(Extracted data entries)
++++++

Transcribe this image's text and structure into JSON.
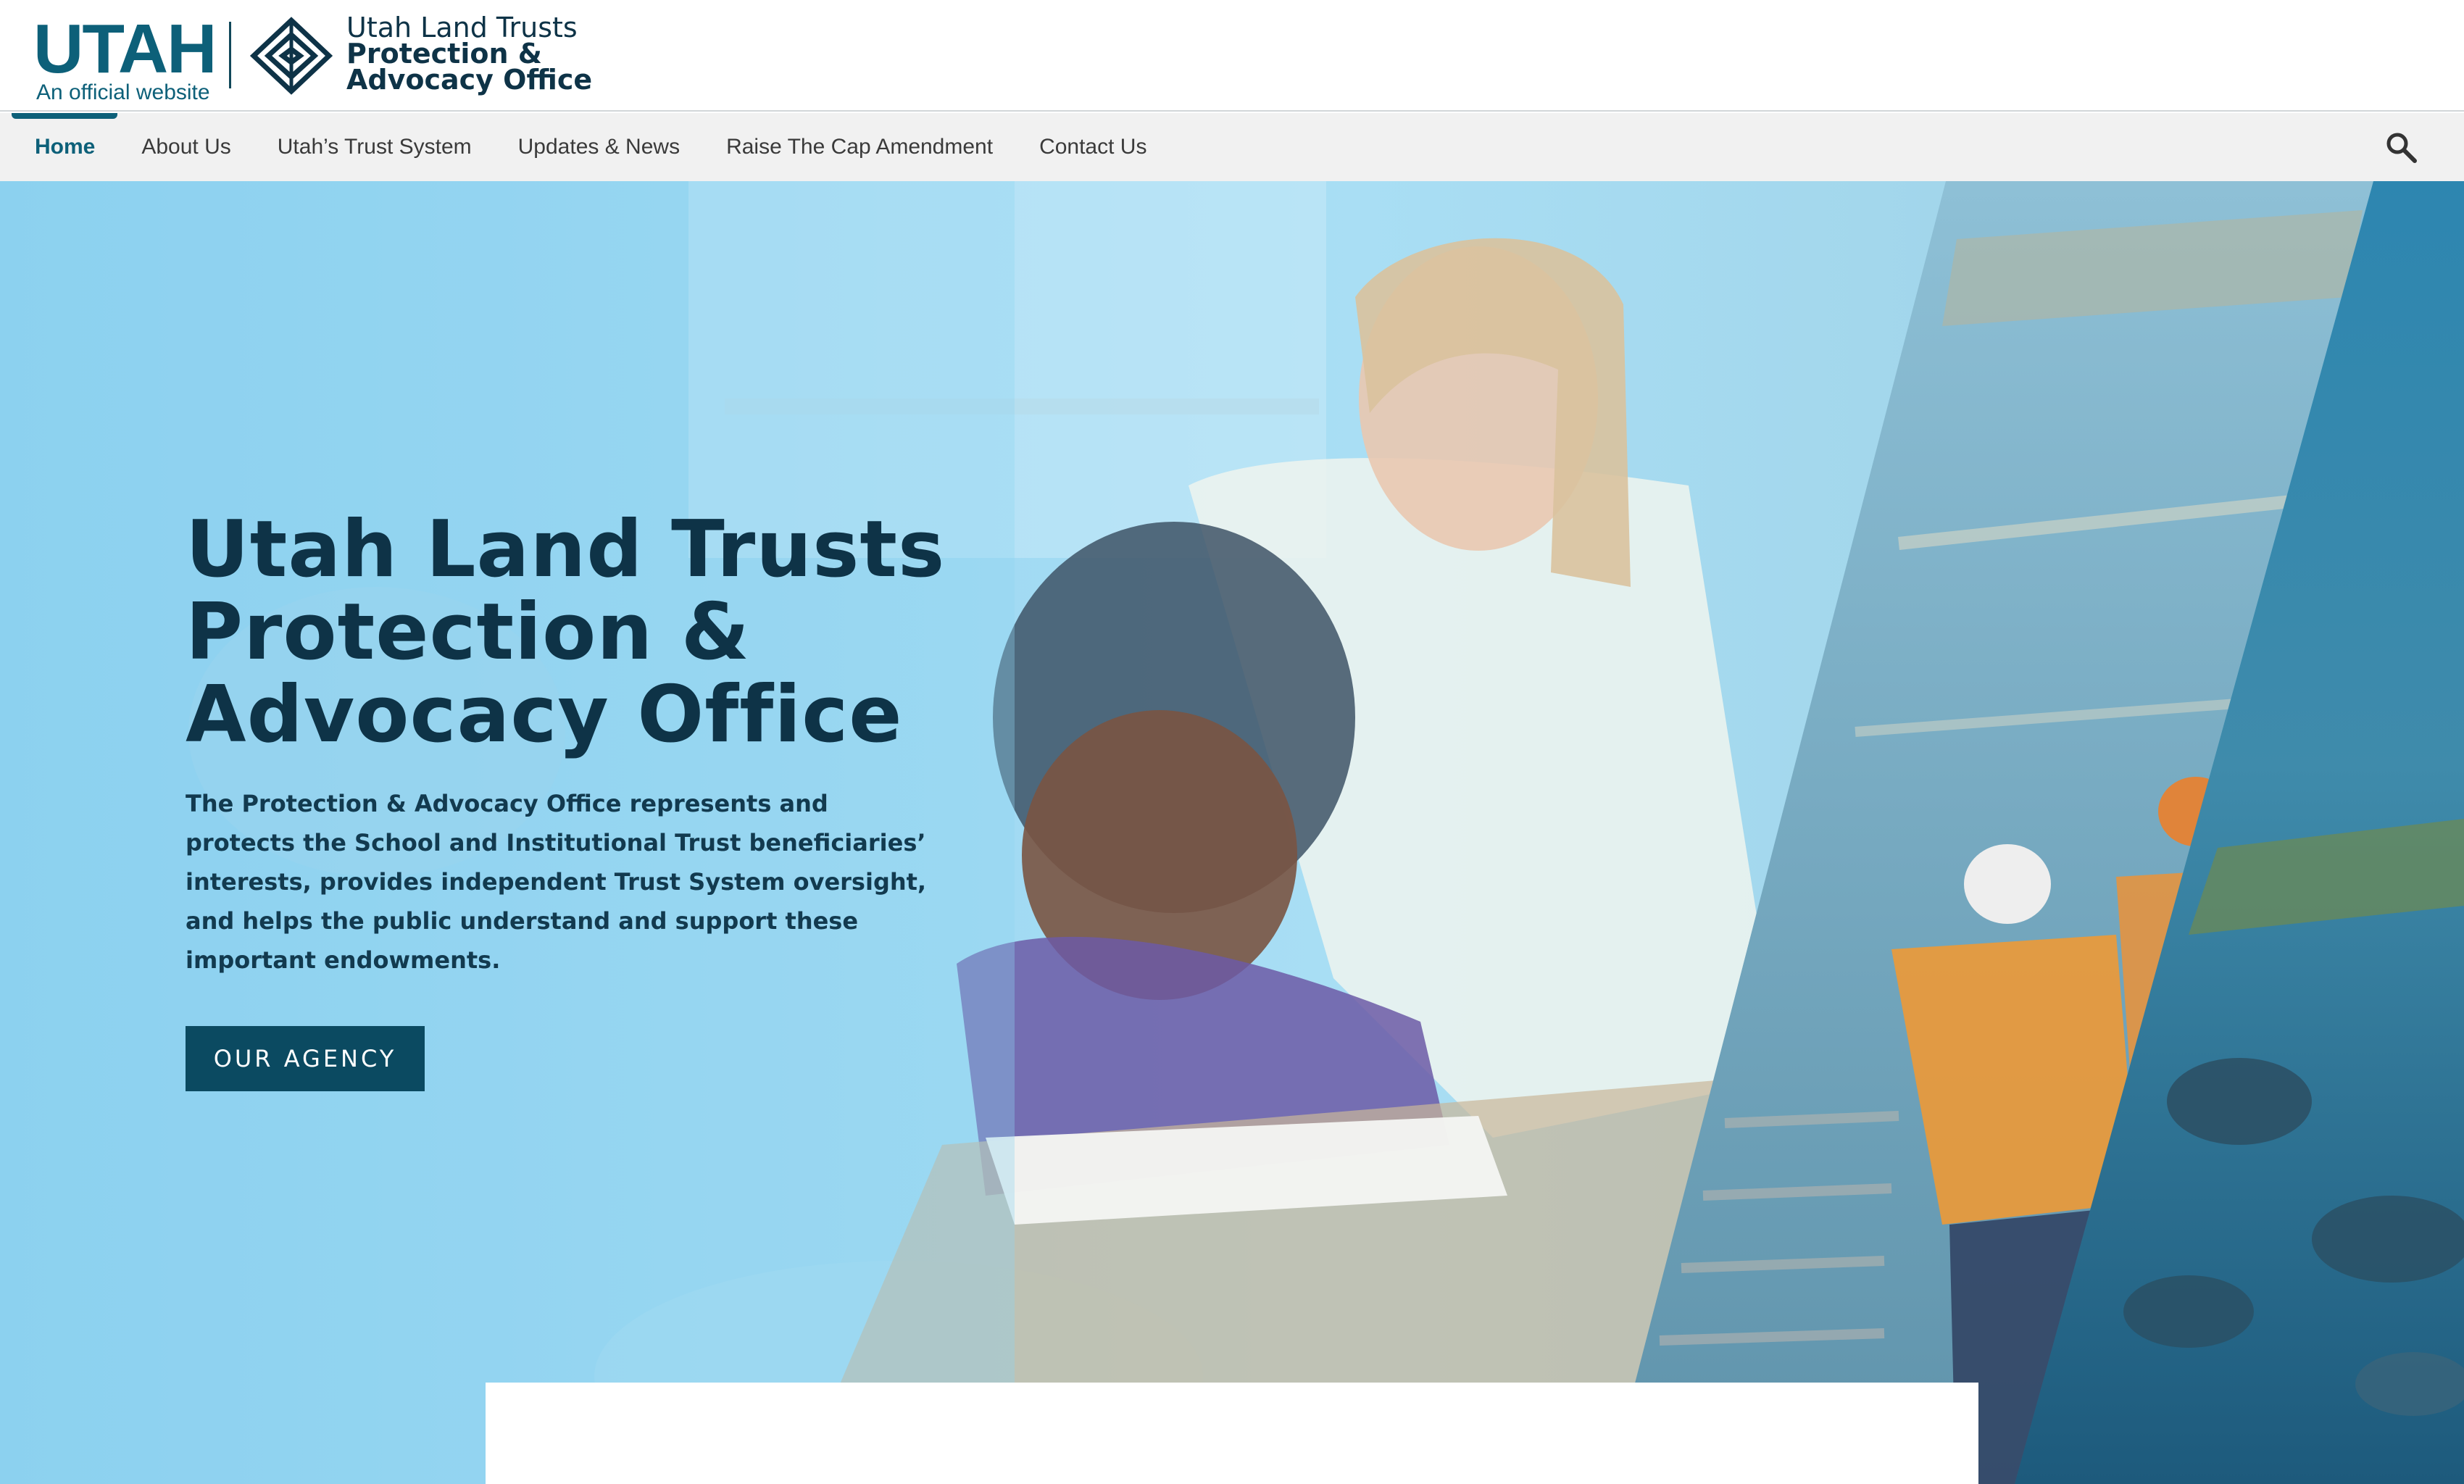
{
  "header": {
    "state_wordmark": "UTAH",
    "official_site": "An official website",
    "agency_name": [
      "Utah Land Trusts",
      "Protection &",
      "Advocacy Office"
    ]
  },
  "nav": {
    "items": [
      {
        "label": "Home",
        "active": true
      },
      {
        "label": "About Us"
      },
      {
        "label": "Utah’s Trust System"
      },
      {
        "label": "Updates & News"
      },
      {
        "label": "Raise The Cap Amendment"
      },
      {
        "label": "Contact Us"
      }
    ],
    "search_icon": "search-icon"
  },
  "hero": {
    "title_lines": [
      "Utah Land Trusts",
      "Protection &",
      "Advocacy Office"
    ],
    "description_lines": [
      "The Protection & Advocacy Office represents and",
      "protects the School and Institutional Trust beneficiaries’",
      "interests, provides independent Trust System oversight,",
      "and helps the public understand and support these",
      "important endowments."
    ],
    "cta_label": "OUR AGENCY"
  },
  "colors": {
    "brand_teal": "#0d6079",
    "navy_text": "#0e3347",
    "cta_background": "#0b4a61",
    "nav_background": "#f1f1f1",
    "hero_overlay": "#8fd3f0"
  }
}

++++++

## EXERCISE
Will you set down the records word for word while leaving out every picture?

## ANSWER BELOW
Transcribe this image's text and structure into JSON.
{
  "header": {
    "state_wordmark": "UTAH",
    "official_site": "An official website",
    "agency_name": [
      "Utah Land Trusts",
      "Protection &",
      "Advocacy Office"
    ]
  },
  "nav": {
    "items": [
      {
        "label": "Home",
        "active": true
      },
      {
        "label": "About Us"
      },
      {
        "label": "Utah’s Trust System"
      },
      {
        "label": "Updates & News"
      },
      {
        "label": "Raise The Cap Amendment"
      },
      {
        "label": "Contact Us"
      }
    ],
    "search_icon": "search-icon"
  },
  "hero": {
    "title_lines": [
      "Utah Land Trusts",
      "Protection &",
      "Advocacy Office"
    ],
    "description_lines": [
      "The Protection & Advocacy Office represents and",
      "protects the School and Institutional Trust beneficiaries’",
      "interests, provides independent Trust System oversight,",
      "and helps the public understand and support these",
      "important endowments."
    ],
    "cta_label": "OUR AGENCY"
  },
  "colors": {
    "brand_teal": "#0d6079",
    "navy_text": "#0e3347",
    "cta_background": "#0b4a61",
    "nav_background": "#f1f1f1",
    "hero_overlay": "#8fd3f0"
  }
}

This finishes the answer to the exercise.